The newspapers these couple of days have been replete with news about the Infrastructure Summit, only that it’s now called a forum instead of a summit. Humility in the face of failure can be a powerful weapon.
It is this weapon that President SBY wields like a big, swinging stick at this summit. We have learned form our past mistakes, he intones. We now know where we are weak and have taken steps to make sure that this time it is really worthwhile investing in Indonesia.
The investors smile at this. They make mild admonishments of how Indonesia should change if it wants to be competitive. get rid of corruption. Rile of law blah blah. Then, like embarrassed guests at a dinner party, make polite noises about how they’d be interested to look at the projects on offer.
At this the recovers from its bout of humility and proclaims the talkfestsummit a success. It begins communicating a vision of investments pouring into Indonesia… creating a new era of economic recovery and prosperity.
WAIT A MINUTE…hasn’t it all happened before? This is what Unspun, in our alter-ego wrote for The Jakarta Post during Infrastructure Summit I. Read it and see if it gives truth to the saying that There is nothing new under the sun except only the history you do not know…
Actions speak louder than words
Opinion and Editorial – January 18, 2005
The Susilo Bambang Yudhoyono Government has an excellent opportunity to convince the international financial community that it means business in the two-day Infrastructure Summit that begun yesterday. Virtually the Who’s Who of the financial world are in town and there is no better audience to propagate the news that Indonesia is back in business.
Some of them have even been persuaded before hand to commit millions of dollars to invest in infrastructure projects here. Their investments will definitely be showcased during the summit as an example of returning confidence.
That is good theatre.
It will, however, take more than just theatre to convince investors to put their money here in the long run. The participants at the Infrastructure Summit may make token commitments, sign MoUs and make some pledges but rest assured that behind it all is a shrewd business mind adopting a wait-and-see attitude.

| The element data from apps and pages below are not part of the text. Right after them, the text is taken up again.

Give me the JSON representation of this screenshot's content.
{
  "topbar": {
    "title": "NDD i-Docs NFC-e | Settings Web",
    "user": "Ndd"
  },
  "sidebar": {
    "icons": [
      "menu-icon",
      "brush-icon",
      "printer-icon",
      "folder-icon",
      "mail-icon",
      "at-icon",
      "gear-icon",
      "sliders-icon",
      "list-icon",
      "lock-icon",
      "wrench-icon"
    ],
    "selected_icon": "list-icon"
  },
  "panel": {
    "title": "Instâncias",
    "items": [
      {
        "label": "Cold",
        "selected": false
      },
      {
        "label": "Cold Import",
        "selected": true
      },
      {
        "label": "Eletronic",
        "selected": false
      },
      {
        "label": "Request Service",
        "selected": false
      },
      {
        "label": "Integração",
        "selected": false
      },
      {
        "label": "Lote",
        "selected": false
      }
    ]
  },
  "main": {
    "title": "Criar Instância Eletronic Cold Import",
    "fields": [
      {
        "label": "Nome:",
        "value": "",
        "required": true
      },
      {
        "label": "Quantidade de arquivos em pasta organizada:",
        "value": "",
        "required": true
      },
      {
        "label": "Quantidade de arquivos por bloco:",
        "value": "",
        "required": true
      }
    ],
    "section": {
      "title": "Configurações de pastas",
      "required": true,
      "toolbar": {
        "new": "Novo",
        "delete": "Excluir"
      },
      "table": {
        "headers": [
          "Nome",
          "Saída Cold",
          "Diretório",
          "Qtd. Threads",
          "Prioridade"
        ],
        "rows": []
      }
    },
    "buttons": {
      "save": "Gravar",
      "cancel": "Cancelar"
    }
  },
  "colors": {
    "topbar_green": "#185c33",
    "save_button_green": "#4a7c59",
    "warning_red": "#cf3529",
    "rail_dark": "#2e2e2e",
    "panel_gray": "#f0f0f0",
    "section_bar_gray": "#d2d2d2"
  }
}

The skepticism is justified because past administrations have made them grandiose promises that fell flat as soon as the talkfest was over. The trouble with skeptical audiences is that the not only scrutinize everything you say; they also pay the same level of attention to your every action as well.
While there is little to fault in the promises of a young government, the actions it has taken — or not taken — since it came to power becomes an indicator of its ability to follow through. Understandably, foreign investors pay most attention when other foreign investors are involved.
Although Indonesia has had many controversial cases over the past year, such as Manulife and Prudential, most of them peaked and were resolved by the time the Susilo government came to power.
There are, however, three high profile cases involving foreign investors that the Susilo government has been in a position to resolve since it came to power. How the government has handled them can tell us a lot about whether this government is different from the others in its ability to deliver the goods to foreign investors.
The first case involves Mexican cement giant Cemex which wanted to buy up PT Semen Gresik. The central government is the controlling shareholder of Semen Gresik and had agreed to sell it to Cemex when it backed down on opposition from local politicians. Cemex is now preparing to take the Indonesian Government to international arbitration.
But even if it wins in an international court it has no guarantee that the government or its institutions would honor that decision, as Karaha Bodas found out the hard way.
Karaha Bodas took the state-run Pertamina to international arbitration for breached of contract. The court ordered Pertamina to pay US$299 million to Karaha Bodas.
The victory was pyrrhic because the Indonesian Police started investigating the company for alleged corruption. The government is using this as an excuse for not honoring the international court’s decision and refusing to pay the $299 million.
The third case, involving gold company Newmont, is even more bizarre. It is, for starters, the first case in Indonesia where executives are liable for criminal prosecution for something the company is alleged to have done. Newmont’s executives took the police to a Jakarta court that declared the police investigations and their detention of 32 days illegal. Nonetheless, the police are still trying to arrest these employees so that they could be indicted on the findings of the court-declared illegal investigation.
The government is also divided on whether Newmont’s mine in Minahasa is guilty of polluting Buyat Bay. The Minister of Mines and Energy has come out saying that there is definitely no pollution but the Minister for the Environment maintains otherwise and is threatening to take the company to court. And to top it off the Ministry of Environment release two findings about pollution in Buyat Bay from the same set of data. One said there was pollution while the other said there wasn’t.
Taken together these three cases raise serious questions about the seriousness or the ability of the government to create an environment that provides legal certainty to investors.
The Justice Minister is scheduled to speak on Legal Certainty and Predictability at the Infrastructure Summit today. Let’s hope he provides a compelling explanation for the government’s handling of these cases and follows up on them with concrete actions.
Anything less and the skeptics will have their day and, for the rest of us, five more years of the same old, same old.